Minnesota GOP plans to send new round of budget bills to governor
- PAUL -- Minnesota's Republican-controlled Legislature plans to pass a second round of budget legislation, but they may not become law.
Democratic Gov. Mark Dayton, who must sign off before a budget is approved, does not appear optimistic that he and the GOP can wrap up a $46 billion, two-year budget by a midnight Monday, May 22, deadline. He said on public television's "Almanac" Friday night, May 19, the potential for avoiding a special session is on "knife's edge."
Republican leaders said they can get their work done on time, but they offered no promises that they will give Dayton bills he will sign.
Republicans unveiled their plan to send new budget bills to Dayton Friday afternoon as the governor attended a family member's funeral. He said that even after meeting legislative leaders earlier in the day, he did not expect the new GOP plan. He said he planned to get together with legislative leaders after their television appearances.
"I am disappointed," Dayton said of the surprise Republican action.
It appears there will be no more budget negotiations until Saturday morning, May 20.

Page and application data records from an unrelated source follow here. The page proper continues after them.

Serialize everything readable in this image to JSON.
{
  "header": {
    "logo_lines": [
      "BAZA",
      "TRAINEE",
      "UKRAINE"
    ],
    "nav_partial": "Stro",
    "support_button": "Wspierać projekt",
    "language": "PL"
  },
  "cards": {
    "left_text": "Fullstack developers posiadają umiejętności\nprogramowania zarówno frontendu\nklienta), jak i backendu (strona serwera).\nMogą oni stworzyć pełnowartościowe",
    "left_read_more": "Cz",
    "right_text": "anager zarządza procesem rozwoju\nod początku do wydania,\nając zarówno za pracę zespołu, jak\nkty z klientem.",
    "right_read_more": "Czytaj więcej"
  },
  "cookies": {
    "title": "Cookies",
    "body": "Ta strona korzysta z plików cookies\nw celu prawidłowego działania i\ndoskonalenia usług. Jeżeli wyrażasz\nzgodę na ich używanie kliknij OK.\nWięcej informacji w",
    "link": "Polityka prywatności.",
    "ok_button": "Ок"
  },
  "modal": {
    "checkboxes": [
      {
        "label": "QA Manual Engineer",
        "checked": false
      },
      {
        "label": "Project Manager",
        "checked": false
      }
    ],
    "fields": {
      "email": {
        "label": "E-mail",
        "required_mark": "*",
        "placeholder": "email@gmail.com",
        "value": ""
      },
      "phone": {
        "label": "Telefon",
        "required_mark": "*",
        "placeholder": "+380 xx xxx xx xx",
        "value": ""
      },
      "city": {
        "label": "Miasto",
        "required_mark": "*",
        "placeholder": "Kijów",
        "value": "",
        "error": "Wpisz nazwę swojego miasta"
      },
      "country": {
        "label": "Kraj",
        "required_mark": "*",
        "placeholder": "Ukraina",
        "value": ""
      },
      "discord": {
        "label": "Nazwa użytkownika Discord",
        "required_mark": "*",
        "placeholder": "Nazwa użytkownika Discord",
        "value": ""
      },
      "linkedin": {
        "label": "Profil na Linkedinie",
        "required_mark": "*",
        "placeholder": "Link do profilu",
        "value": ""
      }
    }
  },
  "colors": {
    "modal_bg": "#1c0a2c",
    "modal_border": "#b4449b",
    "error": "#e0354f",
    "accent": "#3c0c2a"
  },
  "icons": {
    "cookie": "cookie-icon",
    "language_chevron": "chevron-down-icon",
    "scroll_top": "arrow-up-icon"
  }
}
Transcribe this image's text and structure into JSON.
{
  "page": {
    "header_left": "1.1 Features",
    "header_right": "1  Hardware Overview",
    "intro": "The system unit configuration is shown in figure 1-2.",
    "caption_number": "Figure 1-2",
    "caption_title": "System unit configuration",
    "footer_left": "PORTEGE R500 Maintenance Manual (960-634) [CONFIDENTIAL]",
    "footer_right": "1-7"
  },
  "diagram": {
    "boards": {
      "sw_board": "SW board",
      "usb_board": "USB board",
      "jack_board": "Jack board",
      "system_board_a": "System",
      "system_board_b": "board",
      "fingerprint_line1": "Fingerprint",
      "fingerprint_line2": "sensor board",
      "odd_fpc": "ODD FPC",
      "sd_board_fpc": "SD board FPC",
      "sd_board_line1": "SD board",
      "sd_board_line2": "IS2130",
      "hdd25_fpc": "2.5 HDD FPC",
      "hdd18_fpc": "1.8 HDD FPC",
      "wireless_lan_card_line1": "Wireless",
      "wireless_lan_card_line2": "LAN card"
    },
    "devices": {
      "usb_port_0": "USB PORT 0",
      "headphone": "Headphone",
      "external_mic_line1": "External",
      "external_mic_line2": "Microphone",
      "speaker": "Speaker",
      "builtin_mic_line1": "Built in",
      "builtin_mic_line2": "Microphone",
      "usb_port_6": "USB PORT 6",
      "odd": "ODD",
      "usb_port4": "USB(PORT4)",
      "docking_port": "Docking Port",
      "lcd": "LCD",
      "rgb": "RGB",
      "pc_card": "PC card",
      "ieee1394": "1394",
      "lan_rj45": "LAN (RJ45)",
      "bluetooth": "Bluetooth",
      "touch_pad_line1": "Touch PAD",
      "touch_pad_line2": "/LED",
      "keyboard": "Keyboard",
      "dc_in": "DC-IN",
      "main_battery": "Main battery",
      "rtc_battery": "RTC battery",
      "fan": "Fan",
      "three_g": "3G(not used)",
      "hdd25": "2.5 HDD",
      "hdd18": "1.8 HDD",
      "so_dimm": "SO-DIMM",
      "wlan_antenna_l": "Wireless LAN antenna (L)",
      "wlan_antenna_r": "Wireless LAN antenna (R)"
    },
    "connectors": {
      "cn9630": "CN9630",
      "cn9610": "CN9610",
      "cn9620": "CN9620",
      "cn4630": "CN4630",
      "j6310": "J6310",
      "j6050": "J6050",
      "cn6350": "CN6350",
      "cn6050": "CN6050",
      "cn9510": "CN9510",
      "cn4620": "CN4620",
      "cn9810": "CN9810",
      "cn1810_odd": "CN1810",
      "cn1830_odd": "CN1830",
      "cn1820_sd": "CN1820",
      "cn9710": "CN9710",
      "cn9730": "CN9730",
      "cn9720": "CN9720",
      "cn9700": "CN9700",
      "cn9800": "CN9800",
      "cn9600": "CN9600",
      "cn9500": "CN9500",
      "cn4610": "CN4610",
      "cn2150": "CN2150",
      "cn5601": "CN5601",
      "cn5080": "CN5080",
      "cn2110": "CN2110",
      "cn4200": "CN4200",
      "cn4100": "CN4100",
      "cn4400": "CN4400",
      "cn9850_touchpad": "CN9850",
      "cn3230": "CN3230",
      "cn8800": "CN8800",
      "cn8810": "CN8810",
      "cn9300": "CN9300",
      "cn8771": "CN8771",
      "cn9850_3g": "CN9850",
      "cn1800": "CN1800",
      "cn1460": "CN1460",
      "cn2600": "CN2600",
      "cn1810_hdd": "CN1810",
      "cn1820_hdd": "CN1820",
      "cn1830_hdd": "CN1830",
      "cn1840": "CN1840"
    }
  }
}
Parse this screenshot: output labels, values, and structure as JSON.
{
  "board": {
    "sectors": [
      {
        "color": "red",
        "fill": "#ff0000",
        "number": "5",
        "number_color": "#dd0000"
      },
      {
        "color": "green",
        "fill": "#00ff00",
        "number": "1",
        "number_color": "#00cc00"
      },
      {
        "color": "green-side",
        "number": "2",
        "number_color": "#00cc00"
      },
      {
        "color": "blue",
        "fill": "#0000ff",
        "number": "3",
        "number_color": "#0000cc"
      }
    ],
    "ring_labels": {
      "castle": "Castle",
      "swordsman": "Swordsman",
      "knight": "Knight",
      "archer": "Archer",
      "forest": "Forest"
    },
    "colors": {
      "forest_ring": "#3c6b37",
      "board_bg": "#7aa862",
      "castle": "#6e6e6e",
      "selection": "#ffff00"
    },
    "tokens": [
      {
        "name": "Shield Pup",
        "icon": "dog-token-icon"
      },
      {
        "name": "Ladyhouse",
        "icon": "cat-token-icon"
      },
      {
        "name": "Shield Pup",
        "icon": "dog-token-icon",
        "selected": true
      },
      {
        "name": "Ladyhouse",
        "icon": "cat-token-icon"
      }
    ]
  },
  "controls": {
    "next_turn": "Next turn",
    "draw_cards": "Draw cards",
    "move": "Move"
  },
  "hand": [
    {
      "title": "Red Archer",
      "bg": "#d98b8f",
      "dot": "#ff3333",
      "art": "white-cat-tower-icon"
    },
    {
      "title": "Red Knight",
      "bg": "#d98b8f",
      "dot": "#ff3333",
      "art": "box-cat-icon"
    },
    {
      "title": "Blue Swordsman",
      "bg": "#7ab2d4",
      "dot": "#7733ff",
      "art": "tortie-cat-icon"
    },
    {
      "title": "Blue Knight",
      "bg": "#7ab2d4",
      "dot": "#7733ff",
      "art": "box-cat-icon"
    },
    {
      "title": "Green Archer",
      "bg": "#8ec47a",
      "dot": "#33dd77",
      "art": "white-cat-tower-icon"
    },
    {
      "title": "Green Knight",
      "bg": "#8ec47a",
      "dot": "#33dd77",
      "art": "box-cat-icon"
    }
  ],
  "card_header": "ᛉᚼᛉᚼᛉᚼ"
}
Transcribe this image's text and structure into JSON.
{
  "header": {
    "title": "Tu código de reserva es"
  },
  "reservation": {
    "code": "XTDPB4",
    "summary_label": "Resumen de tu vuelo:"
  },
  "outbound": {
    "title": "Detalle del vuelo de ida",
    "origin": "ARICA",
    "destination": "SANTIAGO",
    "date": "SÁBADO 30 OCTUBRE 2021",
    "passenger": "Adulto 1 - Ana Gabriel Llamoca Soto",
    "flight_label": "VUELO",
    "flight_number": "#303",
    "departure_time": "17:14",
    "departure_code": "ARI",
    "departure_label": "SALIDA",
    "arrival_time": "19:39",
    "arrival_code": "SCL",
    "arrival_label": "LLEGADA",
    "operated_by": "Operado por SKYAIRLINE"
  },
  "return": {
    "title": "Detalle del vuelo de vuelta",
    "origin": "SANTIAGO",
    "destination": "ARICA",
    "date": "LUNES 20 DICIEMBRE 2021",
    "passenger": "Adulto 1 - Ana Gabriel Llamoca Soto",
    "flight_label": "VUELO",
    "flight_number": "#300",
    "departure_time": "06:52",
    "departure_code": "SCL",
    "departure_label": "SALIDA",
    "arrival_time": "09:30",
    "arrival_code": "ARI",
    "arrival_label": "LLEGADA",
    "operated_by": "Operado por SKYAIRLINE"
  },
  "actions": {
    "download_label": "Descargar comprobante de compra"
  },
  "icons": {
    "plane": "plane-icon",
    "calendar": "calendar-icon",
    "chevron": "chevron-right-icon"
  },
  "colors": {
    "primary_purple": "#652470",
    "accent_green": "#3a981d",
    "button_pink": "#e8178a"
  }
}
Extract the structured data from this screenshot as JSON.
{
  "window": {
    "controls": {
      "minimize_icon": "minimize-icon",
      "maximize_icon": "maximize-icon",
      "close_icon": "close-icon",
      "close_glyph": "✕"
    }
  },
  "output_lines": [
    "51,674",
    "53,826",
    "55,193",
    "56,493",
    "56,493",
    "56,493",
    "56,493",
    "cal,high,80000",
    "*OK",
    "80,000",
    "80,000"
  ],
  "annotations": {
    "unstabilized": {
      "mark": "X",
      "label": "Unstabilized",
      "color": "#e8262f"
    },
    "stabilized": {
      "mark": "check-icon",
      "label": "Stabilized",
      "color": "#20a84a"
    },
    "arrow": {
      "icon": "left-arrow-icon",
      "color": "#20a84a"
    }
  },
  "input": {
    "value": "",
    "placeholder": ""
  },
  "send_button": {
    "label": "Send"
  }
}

The Republican plan is to launch new House-Senate conference committees on the 10 budget areas Saturday morning to prepare bills that can pass before the deadline.
While the bills will get full House and Senate votes even without Dayton's approval, House Speaker Kurt Daudt, R-Crown, said he hopes the Dayton administration will remain involved in budget talks so compromises can be reached.
"The exact same thing happened two years ago," Daudt said.
But two years ago, three major budget bills were not settled during the regular session and a special session was needed to complete the budget. Many in the Capitol predict a repeat this year.
Senate Majority Leader Paul Gazelka, R-Nisswa, said the two sides are close on many parts of the budget, and have reached agreement about how much to spend for agriculture and environmental programs, although details remain to be worked out.
"There are so many we are close on, but we are not quite there with the governor," Gazelka said.
Republicans said they gave up the most on their tax bill proposal, which they set at $660 million Friday, half what they wanted. That still is more than Dayton sought. The tax bill will include a combination of tax cuts and funding for programs such as state aid to local governments.
Gazelka said transportation funding is another area where Republicans cut from their earlier hopes. Dayton wants a higher motor vehicle license fee, but Republicans will not go there.
The senator said transportation funding is a "must do" issue.
The lower tax bill size allowed Republicans to raise the amount they propose spending in most areas. For health and human services funding, such programs as insurance for the poor, would lose $258 million from current law under the GOP plan, but that is less than the party planned earlier.
Among unsettled issues is public works funding. The House this week failed to pass an $800 million program, to be funded by the state selling bonds, but Daudt said he hopes it can come back.
Gazelka said the new budget will include pay raises for legislators, something Daudt said he did not want.
Senate Minority Leader Tom Bakk, D-Cook, an old hand at budget talks, said it is becoming logistically difficult to finish bills on time.
Bakk said on "Almanac" that he has no doubt the GOP-run Legislature can pass its budget by the deadline, but questioned whether Dayton would sign the bills. He said Republican leaders "should have met with the governor one more time" before producing bills on their own.
House Minority Leader Melissa Hortman, D-Brooklyn Park, accused Republicans of "walking away from the table" and then inappropriately releasing a budget plan when the governor was at a funeral.
Dayton said he was happy to see the GOP plan move closer to his budget proposal, which was released in January. But without details, he did not know how much he can support.
The GOP-controlled Legislature has passed 10 budget bills, which Dayton vetoed. The new bills being prepared will not be the same as the first batch, but they aren’t expected to match Dayton's budget plan, either.
At stake is funding for nearly all state government programs. If lawmakers and Dayton do not agree to a budget by the constitutionally required deadline, they will need to go into a special session because without a budget state government could shut down on July 1.
If a state budget is not in place, state employees will receive notices on June 1 saying they will be laid off July 1, Dayton said. State park reservations, such as for camping, would be canceled starting a few days later.